> _Task to complete_: Could you set down every entry below exactly as it is?

> _Page and application data records_:
↓

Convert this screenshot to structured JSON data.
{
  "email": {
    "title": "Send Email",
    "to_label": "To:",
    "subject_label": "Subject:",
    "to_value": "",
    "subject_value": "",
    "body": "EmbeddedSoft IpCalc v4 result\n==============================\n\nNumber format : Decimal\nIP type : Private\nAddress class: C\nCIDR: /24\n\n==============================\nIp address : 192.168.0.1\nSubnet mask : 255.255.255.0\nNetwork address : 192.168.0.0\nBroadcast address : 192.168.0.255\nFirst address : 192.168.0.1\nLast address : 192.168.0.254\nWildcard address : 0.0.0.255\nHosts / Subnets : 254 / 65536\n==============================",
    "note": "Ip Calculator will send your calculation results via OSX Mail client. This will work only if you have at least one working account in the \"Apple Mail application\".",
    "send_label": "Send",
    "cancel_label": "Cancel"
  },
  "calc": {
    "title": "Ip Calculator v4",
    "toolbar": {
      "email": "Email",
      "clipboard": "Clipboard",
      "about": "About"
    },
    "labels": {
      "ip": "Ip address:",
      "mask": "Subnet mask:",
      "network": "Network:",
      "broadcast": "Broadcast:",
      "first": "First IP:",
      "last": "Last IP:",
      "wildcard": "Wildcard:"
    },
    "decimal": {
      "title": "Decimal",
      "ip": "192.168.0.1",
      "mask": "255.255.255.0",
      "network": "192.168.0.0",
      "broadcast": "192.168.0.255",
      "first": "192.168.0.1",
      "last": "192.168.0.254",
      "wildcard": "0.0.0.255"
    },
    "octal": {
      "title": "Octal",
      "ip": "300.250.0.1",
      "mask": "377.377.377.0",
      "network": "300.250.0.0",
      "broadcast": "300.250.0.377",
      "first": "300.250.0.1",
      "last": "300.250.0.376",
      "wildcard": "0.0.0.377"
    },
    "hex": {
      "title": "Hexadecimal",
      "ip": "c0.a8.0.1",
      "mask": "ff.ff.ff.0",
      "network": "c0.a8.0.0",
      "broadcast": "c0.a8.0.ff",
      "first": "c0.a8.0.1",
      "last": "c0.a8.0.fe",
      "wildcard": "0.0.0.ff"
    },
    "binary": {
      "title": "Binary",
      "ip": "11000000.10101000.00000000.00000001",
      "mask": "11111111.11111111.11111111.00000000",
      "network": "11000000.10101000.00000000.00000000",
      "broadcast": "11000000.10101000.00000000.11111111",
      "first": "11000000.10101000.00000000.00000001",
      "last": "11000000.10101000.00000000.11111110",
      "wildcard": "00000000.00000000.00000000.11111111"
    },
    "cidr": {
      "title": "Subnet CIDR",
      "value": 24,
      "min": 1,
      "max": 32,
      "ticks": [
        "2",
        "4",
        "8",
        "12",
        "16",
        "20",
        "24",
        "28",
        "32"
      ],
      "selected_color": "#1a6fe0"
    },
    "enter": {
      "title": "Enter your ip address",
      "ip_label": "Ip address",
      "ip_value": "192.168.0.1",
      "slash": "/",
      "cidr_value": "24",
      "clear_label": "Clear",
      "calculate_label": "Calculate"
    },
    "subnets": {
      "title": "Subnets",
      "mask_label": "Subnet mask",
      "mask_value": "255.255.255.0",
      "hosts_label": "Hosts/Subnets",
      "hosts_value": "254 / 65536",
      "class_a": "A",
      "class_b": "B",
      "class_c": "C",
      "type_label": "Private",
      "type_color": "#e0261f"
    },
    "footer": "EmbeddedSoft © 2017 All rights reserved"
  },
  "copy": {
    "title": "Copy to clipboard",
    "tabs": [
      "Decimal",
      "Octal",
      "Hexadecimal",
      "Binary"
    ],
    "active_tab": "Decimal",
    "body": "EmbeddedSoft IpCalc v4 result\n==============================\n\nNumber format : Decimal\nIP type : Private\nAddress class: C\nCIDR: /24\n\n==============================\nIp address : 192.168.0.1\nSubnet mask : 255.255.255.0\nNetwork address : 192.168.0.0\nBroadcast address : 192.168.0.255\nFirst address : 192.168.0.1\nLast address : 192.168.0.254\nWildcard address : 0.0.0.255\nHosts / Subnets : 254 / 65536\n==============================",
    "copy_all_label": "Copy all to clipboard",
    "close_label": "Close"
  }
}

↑

> _Finished exercise_:
Convert this screenshot to structured JSON data.
{
  "email": {
    "title": "Send Email",
    "to_label": "To:",
    "subject_label": "Subject:",
    "to_value": "",
    "subject_value": "",
    "body": "EmbeddedSoft IpCalc v4 result\n==============================\n\nNumber format : Decimal\nIP type : Private\nAddress class: C\nCIDR: /24\n\n==============================\nIp address : 192.168.0.1\nSubnet mask : 255.255.255.0\nNetwork address : 192.168.0.0\nBroadcast address : 192.168.0.255\nFirst address : 192.168.0.1\nLast address : 192.168.0.254\nWildcard address : 0.0.0.255\nHosts / Subnets : 254 / 65536\n==============================",
    "note": "Ip Calculator will send your calculation results via OSX Mail client. This will work only if you have at least one working account in the \"Apple Mail application\".",
    "send_label": "Send",
    "cancel_label": "Cancel"
  },
  "calc": {
    "title": "Ip Calculator v4",
    "toolbar": {
      "email": "Email",
      "clipboard": "Clipboard",
      "about": "About"
    },
    "labels": {
      "ip": "Ip address:",
      "mask": "Subnet mask:",
      "network": "Network:",
      "broadcast": "Broadcast:",
      "first": "First IP:",
      "last": "Last IP:",
      "wildcard": "Wildcard:"
    },
    "decimal": {
      "title": "Decimal",
      "ip": "192.168.0.1",
      "mask": "255.255.255.0",
      "network": "192.168.0.0",
      "broadcast": "192.168.0.255",
      "first": "192.168.0.1",
      "last": "192.168.0.254",
      "wildcard": "0.0.0.255"
    },
    "octal": {
      "title": "Octal",
      "ip": "300.250.0.1",
      "mask": "377.377.377.0",
      "network": "300.250.0.0",
      "broadcast": "300.250.0.377",
      "first": "300.250.0.1",
      "last": "300.250.0.376",
      "wildcard": "0.0.0.377"
    },
    "hex": {
      "title": "Hexadecimal",
      "ip": "c0.a8.0.1",
      "mask": "ff.ff.ff.0",
      "network": "c0.a8.0.0",
      "broadcast": "c0.a8.0.ff",
      "first": "c0.a8.0.1",
      "last": "c0.a8.0.fe",
      "wildcard": "0.0.0.ff"
    },
    "binary": {
      "title": "Binary",
      "ip": "11000000.10101000.00000000.00000001",
      "mask": "11111111.11111111.11111111.00000000",
      "network": "11000000.10101000.00000000.00000000",
      "broadcast": "11000000.10101000.00000000.11111111",
      "first": "11000000.10101000.00000000.00000001",
      "last": "11000000.10101000.00000000.11111110",
      "wildcard": "00000000.00000000.00000000.11111111"
    },
    "cidr": {
      "title": "Subnet CIDR",
      "value": 24,
      "min": 1,
      "max": 32,
      "ticks": [
        "2",
        "4",
        "8",
        "12",
        "16",
        "20",
        "24",
        "28",
        "32"
      ],
      "selected_color": "#1a6fe0"
    },
    "enter": {
      "title": "Enter your ip address",
      "ip_label": "Ip address",
      "ip_value": "192.168.0.1",
      "slash": "/",
      "cidr_value": "24",
      "clear_label": "Clear",
      "calculate_label": "Calculate"
    },
    "subnets": {
      "title": "Subnets",
      "mask_label": "Subnet mask",
      "mask_value": "255.255.255.0",
      "hosts_label": "Hosts/Subnets",
      "hosts_value": "254 / 65536",
      "class_a": "A",
      "class_b": "B",
      "class_c": "C",
      "type_label": "Private",
      "type_color": "#e0261f"
    },
    "footer": "EmbeddedSoft © 2017 All rights reserved"
  },
  "copy": {
    "title": "Copy to clipboard",
    "tabs": [
      "Decimal",
      "Octal",
      "Hexadecimal",
      "Binary"
    ],
    "active_tab": "Decimal",
    "body": "EmbeddedSoft IpCalc v4 result\n==============================\n\nNumber format : Decimal\nIP type : Private\nAddress class: C\nCIDR: /24\n\n==============================\nIp address : 192.168.0.1\nSubnet mask : 255.255.255.0\nNetwork address : 192.168.0.0\nBroadcast address : 192.168.0.255\nFirst address : 192.168.0.1\nLast address : 192.168.0.254\nWildcard address : 0.0.0.255\nHosts / Subnets : 254 / 65536\n==============================",
    "copy_all_label": "Copy all to clipboard",
    "close_label": "Close"
  }
}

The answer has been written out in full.